Source data

──────────────────────────────

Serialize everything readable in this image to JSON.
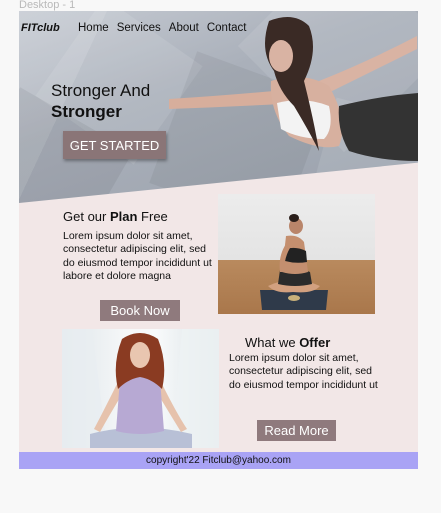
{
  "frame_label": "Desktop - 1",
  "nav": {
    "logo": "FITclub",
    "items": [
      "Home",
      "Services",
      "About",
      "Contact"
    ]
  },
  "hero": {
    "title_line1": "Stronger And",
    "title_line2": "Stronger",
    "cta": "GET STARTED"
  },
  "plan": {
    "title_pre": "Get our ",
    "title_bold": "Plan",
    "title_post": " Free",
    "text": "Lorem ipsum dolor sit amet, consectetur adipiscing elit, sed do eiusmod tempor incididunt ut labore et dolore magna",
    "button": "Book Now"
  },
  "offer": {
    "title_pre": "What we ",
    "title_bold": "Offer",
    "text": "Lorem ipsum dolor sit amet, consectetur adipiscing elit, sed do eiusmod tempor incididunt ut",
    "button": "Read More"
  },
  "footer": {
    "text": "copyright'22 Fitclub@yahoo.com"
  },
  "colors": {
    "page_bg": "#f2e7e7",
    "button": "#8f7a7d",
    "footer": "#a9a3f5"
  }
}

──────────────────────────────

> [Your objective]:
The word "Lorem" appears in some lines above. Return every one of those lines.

> [Answer space]:
    "text": "Lorem ipsum dolor sit amet, consectetur adipiscing elit, sed do eiusmod tempor incididunt ut labore et dolore magna",
    "text": "Lorem ipsum dolor sit amet, consectetur adipiscing elit, sed do eiusmod tempor incididunt ut",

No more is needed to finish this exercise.